8 Ways to Prepare for a Day at a Theme Park If You're Chronically Ill
1. Email the venue to check about queue jumping. I can’t stand for a long time so chose to queue jump for my health. This leads to the inevitable looks from people, questioning why you need to queue jump – but remember, your health comes first.
2. Check the parking. Sometimes disabled parking means accessible. I need close parking as I can’t walk too far. If a car park is further away but wheelchair accessible, it doesn’t help me and I need to make alternative arrangements!
3. Pack a lunch. there is no way to queue jump in a lunch line, so unless you have a kind friend or family member who is willing to queue for you, then take your own lunch and snacks. I took my own lunch and then my husband very kindly queued for my coffee.
4. Remember where the bathrooms are and gage queues.
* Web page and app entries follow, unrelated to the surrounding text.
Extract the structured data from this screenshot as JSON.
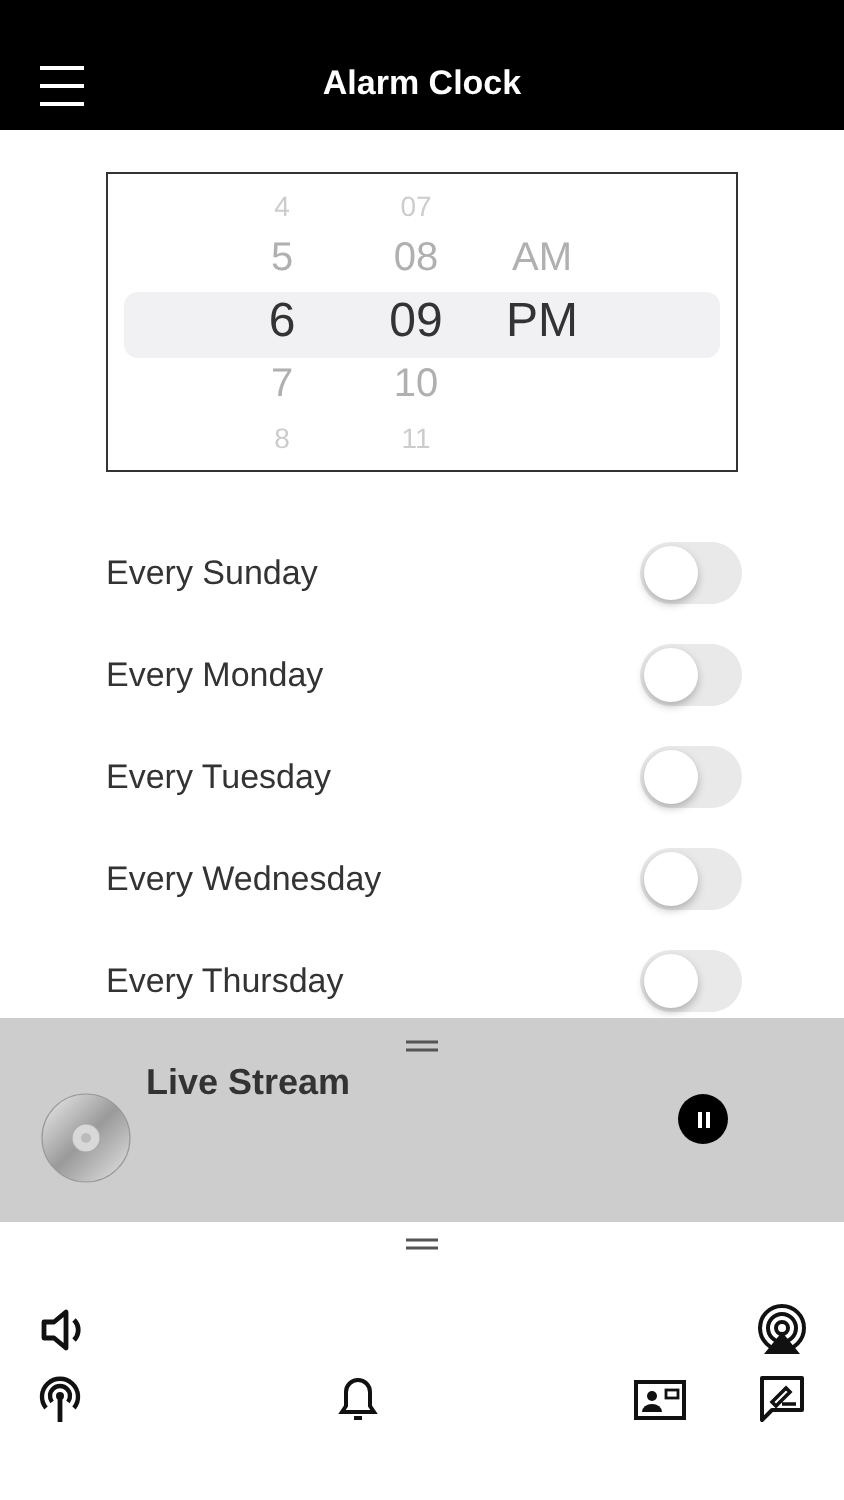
{
  "header": {
    "title": "Alarm Clock"
  },
  "time_picker": {
    "columns": [
      {
        "kind": "hour",
        "items": [
          {
            "text": "4",
            "selected": false
          },
          {
            "text": "5",
            "selected": false
          },
          {
            "text": "6",
            "selected": true
          },
          {
            "text": "7",
            "selected": false
          },
          {
            "text": "8",
            "selected": false
          }
        ]
      },
      {
        "kind": "minute",
        "items": [
          {
            "text": "07",
            "selected": false
          },
          {
            "text": "08",
            "selected": false
          },
          {
            "text": "09",
            "selected": true
          },
          {
            "text": "10",
            "selected": false
          },
          {
            "text": "11",
            "selected": false
          }
        ]
      },
      {
        "kind": "period",
        "items": [
          {
            "text": "AM",
            "selected": false
          },
          {
            "text": "PM",
            "selected": true
          }
        ]
      }
    ]
  },
  "repeat_days": [
    {
      "label": "Every Sunday",
      "on": false
    },
    {
      "label": "Every Monday",
      "on": false
    },
    {
      "label": "Every Tuesday",
      "on": false
    },
    {
      "label": "Every Wednesday",
      "on": false
    },
    {
      "label": "Every Thursday",
      "on": false
    }
  ],
  "player": {
    "title": "Live Stream",
    "playing": true
  }
}
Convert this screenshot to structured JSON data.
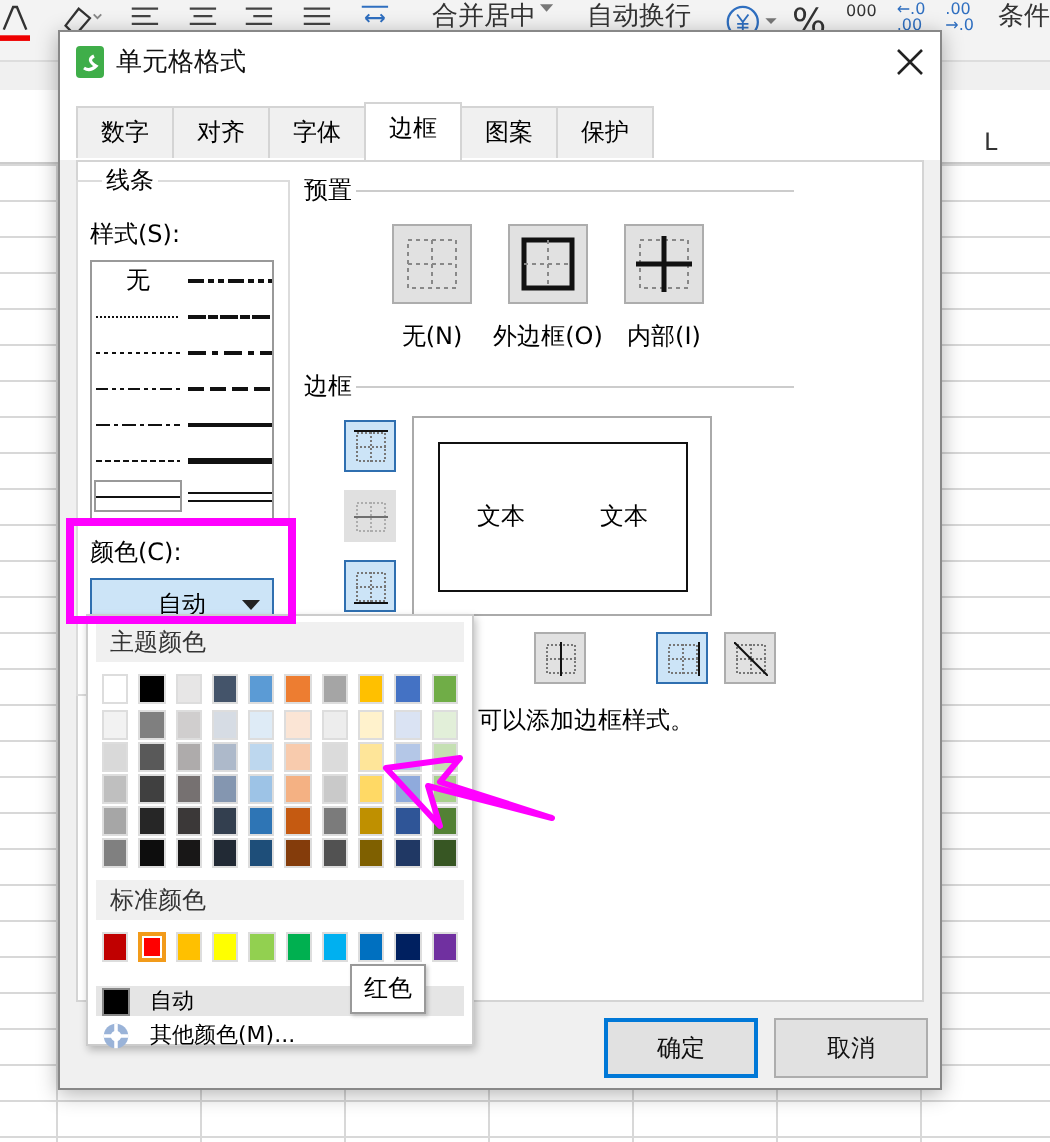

If you are like me and need the toilet within half an hour of drinking, you need to make sure the queues aren’t too long, as other people won’t understand that you may be more desperate than them – or that you can’t queue or wait. You need to make sure you are very prepared.
5. If you need to sit down, sit anywhere. I sat on curbs, bollards, the grass and in a little woodland. If you have an invisible illness, you likely won’t be offered a bench so you need to be dressed in a way that you can just sit when you need to! Don’t worry about being in the way of people if you need to sit down.
6. When you get home, stretch and have a warm bath. You might feel OK, but in the morning you might regret it!
7. If you go on rides, be sensible. You may have a queue jump, but stick to the trains and teacups. You may think a rollercoaster is OK as you don’t have to queue, but being bumped around when you have a chronic illness can be really bad for you. I went on one intense ride and definitely regret it as now, three days later, I still can’t open a bottle. My hands are useless and my husband is having to carry the baby up and downstairs today!
You know your body, so if you need a break, take a break.
8. Remember that it is great to go out and have fun, but you are important and so is your health. Don’t be afraid to call to ask for help from a venue or ask help from family and friends. I am so achey today, and although I am glad I went out three days ago and enjoyed myself, I had to make sure I was free the rest of the week. After visiting a theme park and then walking the baby in his pram two days later, I now have my mum over-caring for me and my baby as I physically have nothing left.
Thinking of all my chronic illness warriors as I write this, hoping that you stay strong, have fun and plan for adventure!
Getty Image by RossHelen